Every winter and summer, Shurat HaDin is privileged to mentor interns that come from all over the world to our offices in Ramat Gan, Israel. Shurat HaDin interviewed Crystal F, a student at the University of Texas School of Law, to discuss her background, her plans for the future, and the how the internship impacted her perspective on the legal world. Crystal’s original blog post follows the interview.
Where are you from?
Born in Connecticut; resident of Austin, Texas
How old are you?
Why did you go to law school?
After I was legally emancipated when I was 16, I personally realized the positive impact that litigation can make and decided to incorporate advocacy in my future career.
Please describe something you have learned about Israel that surprises you or that interests you.
This is my first visit to Israel. I expected to learn mostly about the political difficulties and policies that Israel faced, but I was often more impacted and impressed by the intimacy of the Israeli community structure and the openness and acceptance in the Israeli family structure.
How did you hear about Shurat HaDin, and what inspired you to apply to the internship program?
I heard about Shurat HaDin through my law school’s job application bank, and was inspired to apply to the internship because I hope to begin my law career in an international environment, and am also drawn to the national security aspect of the legal realm.
What are some of the takeaways from the internship program that you will apply to your studies and future career?
The practical application of legal education during the Shurat HaDin internship in innovative new ways contributes to the use of basic legal policy (learned in first-year law classes) to expand bold and creative legal processes necessary in litigating a unique field of law. I have also learned a significant amount about the difficulty in balancing international diplomacy and national patriotism, and the necessity of maintaining both of these in the extremely volatile situation to which Israel is subjected.
What are your future plans and goals?
I would like to pursue a career in international law, and pro bono work remains—and always will remain—an important part of my legal career.

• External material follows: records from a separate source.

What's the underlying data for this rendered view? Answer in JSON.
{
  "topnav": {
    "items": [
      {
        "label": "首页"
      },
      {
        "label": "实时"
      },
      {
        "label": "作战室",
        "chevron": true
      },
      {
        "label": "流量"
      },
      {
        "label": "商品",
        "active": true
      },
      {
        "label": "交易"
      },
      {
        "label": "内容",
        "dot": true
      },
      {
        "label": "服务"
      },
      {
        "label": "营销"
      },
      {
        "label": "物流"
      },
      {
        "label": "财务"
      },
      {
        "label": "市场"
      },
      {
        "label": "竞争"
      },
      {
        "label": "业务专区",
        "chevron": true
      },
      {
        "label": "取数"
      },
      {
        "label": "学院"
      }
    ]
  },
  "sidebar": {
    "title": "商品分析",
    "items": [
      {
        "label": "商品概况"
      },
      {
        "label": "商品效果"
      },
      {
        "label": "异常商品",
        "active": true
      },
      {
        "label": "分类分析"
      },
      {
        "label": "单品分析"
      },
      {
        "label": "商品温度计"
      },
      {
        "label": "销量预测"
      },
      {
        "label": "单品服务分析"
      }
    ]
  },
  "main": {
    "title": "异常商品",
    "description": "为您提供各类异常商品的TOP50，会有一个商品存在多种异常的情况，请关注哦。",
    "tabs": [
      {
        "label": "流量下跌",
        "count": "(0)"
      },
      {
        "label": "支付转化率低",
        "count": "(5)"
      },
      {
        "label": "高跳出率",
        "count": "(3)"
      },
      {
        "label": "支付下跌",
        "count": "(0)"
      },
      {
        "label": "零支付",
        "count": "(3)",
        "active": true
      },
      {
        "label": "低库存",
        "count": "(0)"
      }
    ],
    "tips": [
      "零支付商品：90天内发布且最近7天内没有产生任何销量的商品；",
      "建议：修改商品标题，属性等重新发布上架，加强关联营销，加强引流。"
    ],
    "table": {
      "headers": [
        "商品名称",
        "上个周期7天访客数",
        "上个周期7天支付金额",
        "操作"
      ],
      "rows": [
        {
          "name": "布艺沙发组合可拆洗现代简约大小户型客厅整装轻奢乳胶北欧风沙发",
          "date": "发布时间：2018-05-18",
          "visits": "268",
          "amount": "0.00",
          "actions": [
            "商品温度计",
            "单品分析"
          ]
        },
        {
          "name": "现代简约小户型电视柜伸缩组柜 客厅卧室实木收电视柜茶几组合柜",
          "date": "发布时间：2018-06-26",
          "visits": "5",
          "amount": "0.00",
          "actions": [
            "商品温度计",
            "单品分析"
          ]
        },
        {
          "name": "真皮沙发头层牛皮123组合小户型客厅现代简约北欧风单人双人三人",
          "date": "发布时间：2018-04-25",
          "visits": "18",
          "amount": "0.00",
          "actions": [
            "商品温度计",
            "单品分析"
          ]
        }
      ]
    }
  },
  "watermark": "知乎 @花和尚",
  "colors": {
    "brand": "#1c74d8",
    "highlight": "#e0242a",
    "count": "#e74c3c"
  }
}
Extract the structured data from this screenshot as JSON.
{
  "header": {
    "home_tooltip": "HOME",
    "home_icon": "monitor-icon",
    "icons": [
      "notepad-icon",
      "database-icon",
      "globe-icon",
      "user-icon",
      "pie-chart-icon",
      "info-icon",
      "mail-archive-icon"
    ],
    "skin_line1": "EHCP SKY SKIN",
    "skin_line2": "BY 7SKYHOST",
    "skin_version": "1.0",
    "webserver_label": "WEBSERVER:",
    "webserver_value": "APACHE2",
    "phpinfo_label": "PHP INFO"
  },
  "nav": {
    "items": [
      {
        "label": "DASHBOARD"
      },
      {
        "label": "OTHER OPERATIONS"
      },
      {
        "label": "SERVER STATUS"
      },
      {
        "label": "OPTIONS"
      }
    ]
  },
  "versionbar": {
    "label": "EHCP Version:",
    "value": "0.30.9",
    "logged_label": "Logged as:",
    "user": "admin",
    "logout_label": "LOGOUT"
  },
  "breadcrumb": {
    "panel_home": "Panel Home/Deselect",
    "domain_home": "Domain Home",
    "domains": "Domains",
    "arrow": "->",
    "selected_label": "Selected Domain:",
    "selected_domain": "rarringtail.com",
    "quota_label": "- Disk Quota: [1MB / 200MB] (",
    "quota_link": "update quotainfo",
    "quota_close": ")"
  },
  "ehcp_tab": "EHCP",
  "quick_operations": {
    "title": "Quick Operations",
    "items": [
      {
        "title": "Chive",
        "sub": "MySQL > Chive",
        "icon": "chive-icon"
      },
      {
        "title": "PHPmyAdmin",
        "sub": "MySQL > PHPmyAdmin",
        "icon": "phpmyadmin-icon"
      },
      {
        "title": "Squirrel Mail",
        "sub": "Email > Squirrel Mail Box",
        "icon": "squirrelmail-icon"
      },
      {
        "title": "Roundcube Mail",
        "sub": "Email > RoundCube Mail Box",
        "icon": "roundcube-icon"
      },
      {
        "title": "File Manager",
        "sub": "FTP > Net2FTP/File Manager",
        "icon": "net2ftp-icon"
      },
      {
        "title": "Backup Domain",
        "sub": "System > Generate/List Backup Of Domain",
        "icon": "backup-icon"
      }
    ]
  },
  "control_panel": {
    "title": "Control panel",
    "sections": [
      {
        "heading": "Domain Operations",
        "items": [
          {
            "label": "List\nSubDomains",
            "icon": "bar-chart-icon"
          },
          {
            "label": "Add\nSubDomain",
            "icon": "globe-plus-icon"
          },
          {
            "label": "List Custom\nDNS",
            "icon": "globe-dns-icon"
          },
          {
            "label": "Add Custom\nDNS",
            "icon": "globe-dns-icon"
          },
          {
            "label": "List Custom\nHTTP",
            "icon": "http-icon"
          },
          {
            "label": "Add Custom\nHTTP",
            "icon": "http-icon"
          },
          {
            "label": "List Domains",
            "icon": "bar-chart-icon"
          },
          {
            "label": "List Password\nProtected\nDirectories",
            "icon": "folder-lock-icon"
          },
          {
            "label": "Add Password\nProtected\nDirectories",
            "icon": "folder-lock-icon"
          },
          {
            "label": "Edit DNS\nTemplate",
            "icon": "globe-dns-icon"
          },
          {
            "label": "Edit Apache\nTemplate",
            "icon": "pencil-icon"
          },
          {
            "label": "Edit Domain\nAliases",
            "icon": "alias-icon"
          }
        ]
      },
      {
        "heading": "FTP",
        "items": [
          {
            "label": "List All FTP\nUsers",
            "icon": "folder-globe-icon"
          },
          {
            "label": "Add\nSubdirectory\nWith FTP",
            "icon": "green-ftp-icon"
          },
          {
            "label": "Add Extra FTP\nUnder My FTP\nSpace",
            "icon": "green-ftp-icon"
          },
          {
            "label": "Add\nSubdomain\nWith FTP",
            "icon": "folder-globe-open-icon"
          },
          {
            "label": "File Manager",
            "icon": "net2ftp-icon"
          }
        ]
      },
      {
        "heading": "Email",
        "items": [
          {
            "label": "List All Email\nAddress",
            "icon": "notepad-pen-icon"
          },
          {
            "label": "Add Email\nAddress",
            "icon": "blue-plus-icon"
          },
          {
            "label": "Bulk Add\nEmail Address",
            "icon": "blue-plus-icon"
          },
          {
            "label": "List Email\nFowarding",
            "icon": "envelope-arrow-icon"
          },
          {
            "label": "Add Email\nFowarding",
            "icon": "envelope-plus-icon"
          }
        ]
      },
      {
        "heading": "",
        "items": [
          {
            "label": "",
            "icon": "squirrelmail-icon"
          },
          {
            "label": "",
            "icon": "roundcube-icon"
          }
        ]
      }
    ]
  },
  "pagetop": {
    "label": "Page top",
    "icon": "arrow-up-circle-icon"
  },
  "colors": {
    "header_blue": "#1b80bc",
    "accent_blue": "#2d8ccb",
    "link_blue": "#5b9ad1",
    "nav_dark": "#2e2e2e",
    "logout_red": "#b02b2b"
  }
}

Check out Crystal’s original blog post below:
“Every man alone is sincere. At the entrance of a second person, hypocrisy begins.” –Ralph Waldo Emerson
The recent escalation of violence in Gaza has drawn every political activist’s eye to scrutinize this small strip of land in the Middle East. Often, reactionary measures are abruptly taken as a response to the observance of pictures of the tumultuous areas, just as our hearts urge us to take action when we watch the ASPCA commercial featuring sick dogs and cats pathetically shivering in shelters to the tune of Sarah McLachlan’s “Angel.”
This public scrutiny has led to the investigation by the UN of war crimes committed by Israel. Meanwhile, the UN aid organizations, which receive money from donations all over the world through UNICEF, contribute (albeit perhaps unknowingly) to terrorist acts in Gaza. I argue, however, that recent events should instead lead us to investigate UNRWA.
The UN seems insistent on drawing attention away from its hand in the terrorist actions of Hamas. UNRWA (the United Nations Relief and Works Agency for Palestine Refugees in the Near East) shocked the international community when it first released a statement regarding its “strong condemnation” of the use of its schools in Gaza as a weapons cache for terrorist groups. However, it became clear that UNRWA’s “demands [of] full respect for the sanctity of its premises in Gaza” were not heeded when another cache of rockets was discovered in an UNRWA school a few days later. Then yet another cache was found about a week after in another UNRWA school.
So what does this “strong condemnation” and these “demands” effect? Not very much. UNRWA schools are funded by governments, NGOs, and individuals who may not be aware how their money is actually spent. The largest UNRWA donor is the United States. Perhaps the realization that donations are abused in this manner prompted the Dutch parliament to call for the halt of funding to the Palestinian Authority, but other governments are too slow to follow suit.
The problem of NGOs acting as a front to fund terrorist groups has been noted, and especially the problems with anonymity and the internet. The FBI has released a statement that “in the United States, the majority of Hamas’ financial support is generated through the fund-raising efforts of various NGOs.” Thus, when an ‘armchair activist’ picks up their credit card while taking the mission statement of their intended charity at face value, they run the danger of enabling terrorist organizations. When a government entity does so, the impact is even worse.
John Ray tells us that the road to hell is paved with good intentions. While I sympathize with the unfortunate plight of the Palestinian citizenry, it seems clear that the current handling of the situation by UNRWA is not conducive to the citizens. UNRWA funding contributes to schools that have been converted into legitimate military targets because of the storage of weapons there. It would seem that money spent in an investigation would be better delegated to the removal of arms from UN institutions.